Work to be completed: Pick every line from the data below that contains the string "productstok" and copy it.

***** Data in this exercise

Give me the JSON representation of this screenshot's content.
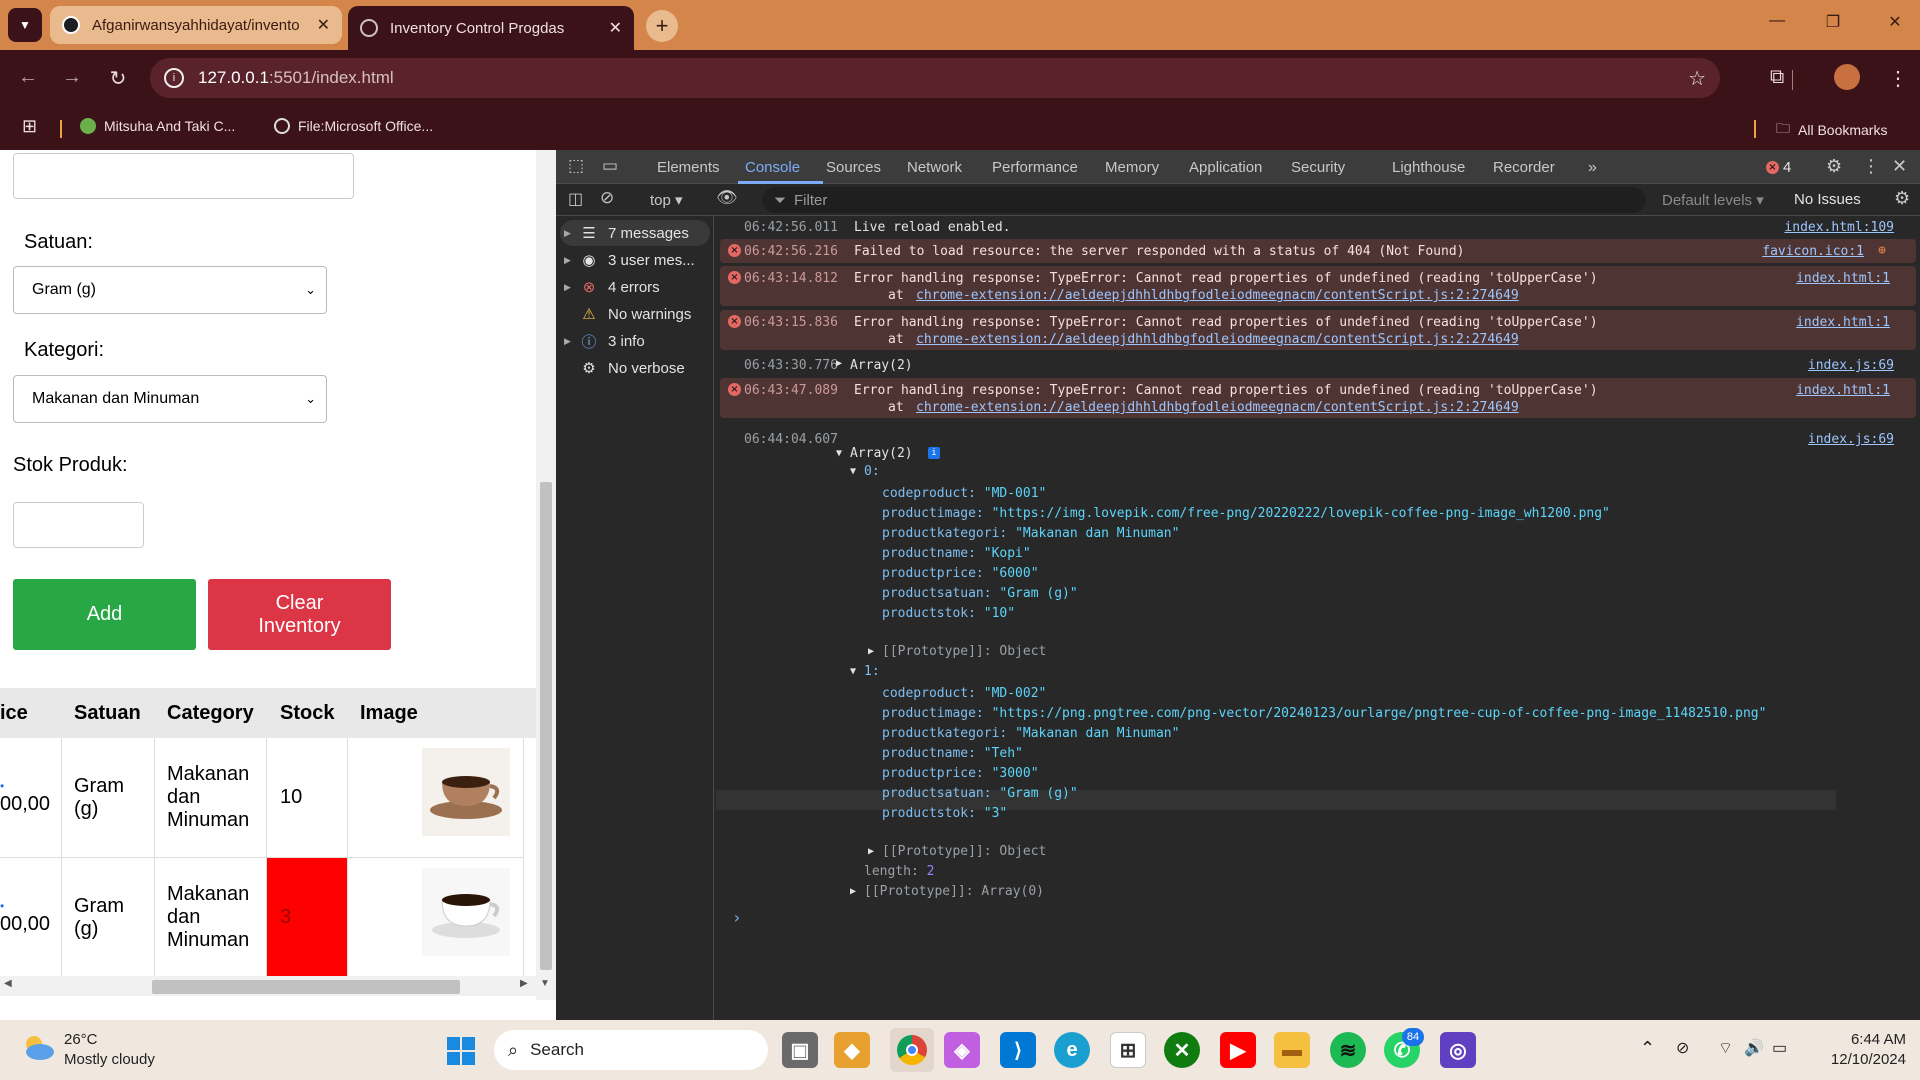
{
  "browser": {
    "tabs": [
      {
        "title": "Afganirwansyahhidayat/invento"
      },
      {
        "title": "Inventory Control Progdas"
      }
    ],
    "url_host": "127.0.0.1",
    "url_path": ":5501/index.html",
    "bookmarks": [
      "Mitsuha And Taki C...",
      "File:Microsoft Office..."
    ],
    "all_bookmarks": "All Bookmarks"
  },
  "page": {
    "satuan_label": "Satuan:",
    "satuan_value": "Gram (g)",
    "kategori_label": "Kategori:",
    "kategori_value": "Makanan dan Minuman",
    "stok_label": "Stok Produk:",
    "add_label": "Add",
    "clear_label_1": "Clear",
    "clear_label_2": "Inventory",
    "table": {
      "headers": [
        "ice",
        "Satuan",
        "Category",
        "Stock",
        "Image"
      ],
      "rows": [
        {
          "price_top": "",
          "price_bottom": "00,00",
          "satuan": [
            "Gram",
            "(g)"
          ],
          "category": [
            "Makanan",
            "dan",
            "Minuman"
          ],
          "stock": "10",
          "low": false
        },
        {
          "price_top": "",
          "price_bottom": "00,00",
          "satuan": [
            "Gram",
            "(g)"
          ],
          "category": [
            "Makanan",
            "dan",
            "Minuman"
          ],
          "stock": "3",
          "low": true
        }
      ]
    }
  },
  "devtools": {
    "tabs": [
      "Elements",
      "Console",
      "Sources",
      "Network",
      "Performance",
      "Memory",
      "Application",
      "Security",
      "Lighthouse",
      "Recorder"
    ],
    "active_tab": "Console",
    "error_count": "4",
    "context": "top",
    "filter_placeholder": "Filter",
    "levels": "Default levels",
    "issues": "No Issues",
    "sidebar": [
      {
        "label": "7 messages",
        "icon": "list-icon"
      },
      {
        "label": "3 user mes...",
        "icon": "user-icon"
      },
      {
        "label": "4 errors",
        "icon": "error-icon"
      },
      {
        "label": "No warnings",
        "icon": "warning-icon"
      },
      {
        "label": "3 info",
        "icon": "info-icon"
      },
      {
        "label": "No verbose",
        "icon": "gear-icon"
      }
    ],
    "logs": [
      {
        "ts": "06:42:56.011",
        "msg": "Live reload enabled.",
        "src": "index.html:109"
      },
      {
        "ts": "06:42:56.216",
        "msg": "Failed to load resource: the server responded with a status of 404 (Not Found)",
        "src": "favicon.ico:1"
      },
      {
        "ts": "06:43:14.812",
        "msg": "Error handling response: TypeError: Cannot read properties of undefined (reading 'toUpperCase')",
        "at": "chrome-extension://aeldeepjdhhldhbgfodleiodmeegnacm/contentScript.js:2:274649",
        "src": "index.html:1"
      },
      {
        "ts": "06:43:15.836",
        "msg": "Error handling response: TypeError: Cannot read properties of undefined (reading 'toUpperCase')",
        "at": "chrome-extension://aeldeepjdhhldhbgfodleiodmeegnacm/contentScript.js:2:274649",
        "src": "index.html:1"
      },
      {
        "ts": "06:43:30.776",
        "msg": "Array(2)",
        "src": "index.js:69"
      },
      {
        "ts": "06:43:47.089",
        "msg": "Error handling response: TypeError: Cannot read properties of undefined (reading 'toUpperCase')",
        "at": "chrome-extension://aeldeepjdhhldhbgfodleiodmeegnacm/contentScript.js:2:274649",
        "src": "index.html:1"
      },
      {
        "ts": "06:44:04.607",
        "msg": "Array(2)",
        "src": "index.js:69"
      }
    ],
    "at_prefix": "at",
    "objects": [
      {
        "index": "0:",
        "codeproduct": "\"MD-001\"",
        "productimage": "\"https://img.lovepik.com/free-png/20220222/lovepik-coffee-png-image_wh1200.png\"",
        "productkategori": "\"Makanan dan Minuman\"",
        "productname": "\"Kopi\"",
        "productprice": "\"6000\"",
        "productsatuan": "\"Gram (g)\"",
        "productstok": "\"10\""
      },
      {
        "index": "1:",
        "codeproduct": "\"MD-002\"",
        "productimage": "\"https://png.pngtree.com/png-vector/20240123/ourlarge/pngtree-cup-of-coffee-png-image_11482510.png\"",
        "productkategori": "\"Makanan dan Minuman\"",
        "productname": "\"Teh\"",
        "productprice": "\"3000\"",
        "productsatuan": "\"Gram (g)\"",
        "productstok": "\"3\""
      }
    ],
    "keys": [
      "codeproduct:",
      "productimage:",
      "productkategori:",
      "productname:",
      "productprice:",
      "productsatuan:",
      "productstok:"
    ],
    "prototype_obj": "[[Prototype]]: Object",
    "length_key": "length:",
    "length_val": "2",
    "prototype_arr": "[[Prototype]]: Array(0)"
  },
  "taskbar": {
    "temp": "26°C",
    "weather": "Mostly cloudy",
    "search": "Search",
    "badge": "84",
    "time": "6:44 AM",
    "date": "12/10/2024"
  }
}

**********
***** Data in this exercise

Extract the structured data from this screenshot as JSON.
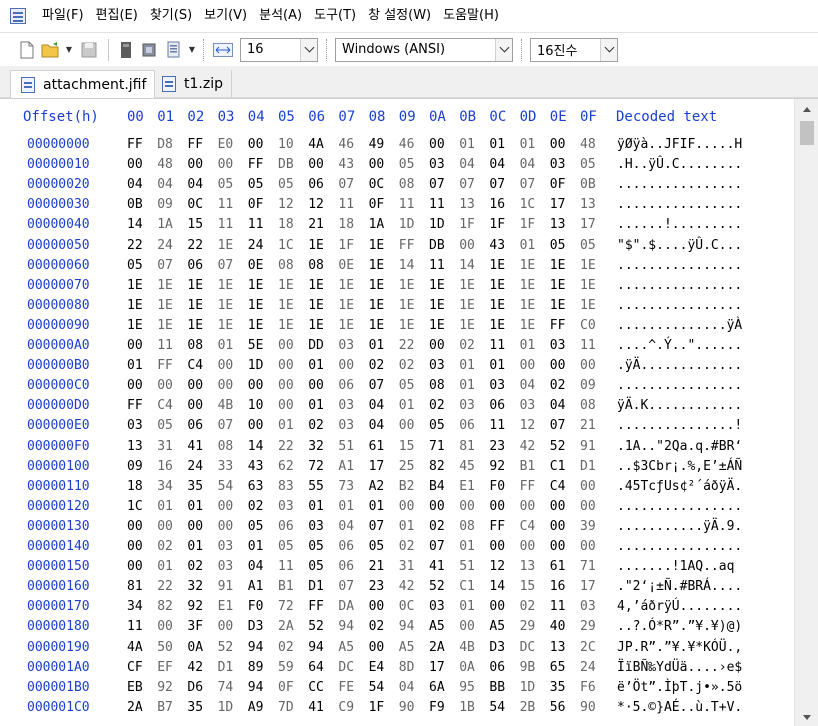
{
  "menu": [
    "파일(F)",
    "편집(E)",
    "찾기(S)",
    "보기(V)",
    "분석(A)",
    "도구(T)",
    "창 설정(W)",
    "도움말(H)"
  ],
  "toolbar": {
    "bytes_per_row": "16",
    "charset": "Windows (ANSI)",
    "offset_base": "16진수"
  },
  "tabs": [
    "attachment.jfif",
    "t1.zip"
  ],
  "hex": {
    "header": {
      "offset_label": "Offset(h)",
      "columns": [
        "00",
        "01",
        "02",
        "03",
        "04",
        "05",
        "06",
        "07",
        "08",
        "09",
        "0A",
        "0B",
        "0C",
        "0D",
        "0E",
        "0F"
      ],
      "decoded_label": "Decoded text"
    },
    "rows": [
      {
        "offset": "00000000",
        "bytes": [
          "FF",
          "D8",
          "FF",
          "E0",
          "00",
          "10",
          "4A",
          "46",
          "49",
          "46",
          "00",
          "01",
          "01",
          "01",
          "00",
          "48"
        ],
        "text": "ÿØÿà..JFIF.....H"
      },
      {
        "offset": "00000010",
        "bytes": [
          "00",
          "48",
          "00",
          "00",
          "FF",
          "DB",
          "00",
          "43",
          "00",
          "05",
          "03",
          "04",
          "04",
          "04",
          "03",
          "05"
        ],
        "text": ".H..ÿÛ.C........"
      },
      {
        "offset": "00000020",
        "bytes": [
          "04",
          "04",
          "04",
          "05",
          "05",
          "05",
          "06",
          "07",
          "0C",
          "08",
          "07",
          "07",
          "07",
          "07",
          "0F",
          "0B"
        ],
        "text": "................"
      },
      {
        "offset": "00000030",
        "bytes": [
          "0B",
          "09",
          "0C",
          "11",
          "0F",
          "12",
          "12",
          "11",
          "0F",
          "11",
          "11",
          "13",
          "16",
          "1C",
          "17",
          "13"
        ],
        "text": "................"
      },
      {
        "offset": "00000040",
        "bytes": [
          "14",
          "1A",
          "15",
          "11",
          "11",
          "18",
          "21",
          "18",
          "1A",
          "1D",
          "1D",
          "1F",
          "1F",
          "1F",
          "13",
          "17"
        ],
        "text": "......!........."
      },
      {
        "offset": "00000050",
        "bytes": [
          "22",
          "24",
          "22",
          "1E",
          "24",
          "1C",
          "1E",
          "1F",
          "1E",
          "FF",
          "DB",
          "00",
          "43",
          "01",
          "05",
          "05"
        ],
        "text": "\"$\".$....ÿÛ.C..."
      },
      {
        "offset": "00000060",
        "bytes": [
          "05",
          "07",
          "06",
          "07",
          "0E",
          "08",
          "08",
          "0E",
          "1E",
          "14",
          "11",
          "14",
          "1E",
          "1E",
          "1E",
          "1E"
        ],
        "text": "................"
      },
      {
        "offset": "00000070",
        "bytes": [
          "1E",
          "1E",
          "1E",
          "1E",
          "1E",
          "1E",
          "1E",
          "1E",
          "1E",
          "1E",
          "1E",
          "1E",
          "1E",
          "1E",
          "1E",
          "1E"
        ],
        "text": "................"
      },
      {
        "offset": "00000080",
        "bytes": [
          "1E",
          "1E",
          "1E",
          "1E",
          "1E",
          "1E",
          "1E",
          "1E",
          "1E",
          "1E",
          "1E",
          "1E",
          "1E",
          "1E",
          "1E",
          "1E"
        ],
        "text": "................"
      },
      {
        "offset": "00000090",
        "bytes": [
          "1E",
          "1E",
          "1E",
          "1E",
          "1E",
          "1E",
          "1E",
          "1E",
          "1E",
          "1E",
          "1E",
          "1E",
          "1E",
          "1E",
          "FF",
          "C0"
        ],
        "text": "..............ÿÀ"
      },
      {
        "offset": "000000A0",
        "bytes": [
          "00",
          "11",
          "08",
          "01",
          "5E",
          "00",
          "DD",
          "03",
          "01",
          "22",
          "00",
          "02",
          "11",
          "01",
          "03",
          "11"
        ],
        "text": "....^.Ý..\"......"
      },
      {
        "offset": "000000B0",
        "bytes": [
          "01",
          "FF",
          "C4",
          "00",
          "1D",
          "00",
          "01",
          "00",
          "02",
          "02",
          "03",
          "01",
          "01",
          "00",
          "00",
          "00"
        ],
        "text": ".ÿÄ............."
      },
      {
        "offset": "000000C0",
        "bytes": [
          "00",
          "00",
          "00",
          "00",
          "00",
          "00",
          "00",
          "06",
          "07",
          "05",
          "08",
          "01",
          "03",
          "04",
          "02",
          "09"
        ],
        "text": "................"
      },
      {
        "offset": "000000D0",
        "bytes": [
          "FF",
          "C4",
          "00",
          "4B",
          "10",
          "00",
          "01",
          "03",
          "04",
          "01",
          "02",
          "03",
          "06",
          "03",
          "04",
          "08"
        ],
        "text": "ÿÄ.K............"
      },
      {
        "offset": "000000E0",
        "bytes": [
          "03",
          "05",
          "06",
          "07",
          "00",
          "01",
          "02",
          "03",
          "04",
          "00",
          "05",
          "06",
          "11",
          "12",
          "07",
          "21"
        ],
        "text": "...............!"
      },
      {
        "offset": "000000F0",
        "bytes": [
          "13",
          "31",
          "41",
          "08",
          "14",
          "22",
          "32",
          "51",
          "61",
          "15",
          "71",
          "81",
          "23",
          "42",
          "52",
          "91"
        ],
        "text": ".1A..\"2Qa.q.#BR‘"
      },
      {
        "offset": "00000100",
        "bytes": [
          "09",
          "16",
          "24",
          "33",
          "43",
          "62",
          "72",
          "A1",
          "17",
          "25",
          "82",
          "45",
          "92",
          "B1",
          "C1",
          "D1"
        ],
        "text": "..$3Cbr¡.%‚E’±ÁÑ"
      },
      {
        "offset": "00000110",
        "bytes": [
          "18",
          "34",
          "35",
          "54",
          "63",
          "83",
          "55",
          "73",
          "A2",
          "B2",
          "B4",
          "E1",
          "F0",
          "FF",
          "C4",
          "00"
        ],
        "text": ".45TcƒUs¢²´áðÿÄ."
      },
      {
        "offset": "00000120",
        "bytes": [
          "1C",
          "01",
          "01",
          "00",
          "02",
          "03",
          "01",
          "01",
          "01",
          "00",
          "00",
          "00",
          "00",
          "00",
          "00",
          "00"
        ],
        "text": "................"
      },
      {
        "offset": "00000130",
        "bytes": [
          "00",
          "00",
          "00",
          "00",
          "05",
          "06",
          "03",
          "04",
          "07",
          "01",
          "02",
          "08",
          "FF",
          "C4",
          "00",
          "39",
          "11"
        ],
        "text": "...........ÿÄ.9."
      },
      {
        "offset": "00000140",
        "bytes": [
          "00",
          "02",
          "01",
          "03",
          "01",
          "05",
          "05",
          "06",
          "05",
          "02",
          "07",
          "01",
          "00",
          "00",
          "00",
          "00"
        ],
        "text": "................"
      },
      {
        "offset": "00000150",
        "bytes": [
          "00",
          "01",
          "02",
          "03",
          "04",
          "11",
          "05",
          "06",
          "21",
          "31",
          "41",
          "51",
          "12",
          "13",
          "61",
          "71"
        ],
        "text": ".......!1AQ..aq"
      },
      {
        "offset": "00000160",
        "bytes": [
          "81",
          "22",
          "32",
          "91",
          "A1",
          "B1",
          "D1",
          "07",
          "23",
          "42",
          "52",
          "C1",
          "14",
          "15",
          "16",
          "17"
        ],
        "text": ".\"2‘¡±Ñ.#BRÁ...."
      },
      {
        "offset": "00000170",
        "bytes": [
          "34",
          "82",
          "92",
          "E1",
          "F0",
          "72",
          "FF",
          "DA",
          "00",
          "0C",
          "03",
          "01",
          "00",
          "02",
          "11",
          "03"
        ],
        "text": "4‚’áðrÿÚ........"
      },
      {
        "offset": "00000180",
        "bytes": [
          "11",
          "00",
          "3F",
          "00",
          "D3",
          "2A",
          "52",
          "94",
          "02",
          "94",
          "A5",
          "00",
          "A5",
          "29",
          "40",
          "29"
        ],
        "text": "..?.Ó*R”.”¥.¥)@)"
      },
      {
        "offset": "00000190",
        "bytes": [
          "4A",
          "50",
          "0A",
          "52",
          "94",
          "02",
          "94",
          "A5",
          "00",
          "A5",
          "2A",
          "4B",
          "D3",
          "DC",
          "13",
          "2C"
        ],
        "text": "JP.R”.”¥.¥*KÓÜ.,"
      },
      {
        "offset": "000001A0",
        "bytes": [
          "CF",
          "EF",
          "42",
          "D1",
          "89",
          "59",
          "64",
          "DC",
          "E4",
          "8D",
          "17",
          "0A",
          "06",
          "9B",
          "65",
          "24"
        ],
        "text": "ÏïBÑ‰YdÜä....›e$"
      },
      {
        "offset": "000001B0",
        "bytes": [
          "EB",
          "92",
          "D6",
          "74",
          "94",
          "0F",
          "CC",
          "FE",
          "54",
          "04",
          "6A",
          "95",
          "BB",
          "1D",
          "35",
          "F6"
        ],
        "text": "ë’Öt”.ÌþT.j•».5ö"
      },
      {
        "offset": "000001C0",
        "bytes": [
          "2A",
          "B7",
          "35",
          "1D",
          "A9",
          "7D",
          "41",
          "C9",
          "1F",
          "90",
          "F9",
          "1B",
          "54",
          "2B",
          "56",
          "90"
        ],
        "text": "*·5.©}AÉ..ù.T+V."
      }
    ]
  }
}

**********

Output for this exercise:
        "productstok": "\"10\""
        "productstok": "\"3\""
      "productstok:"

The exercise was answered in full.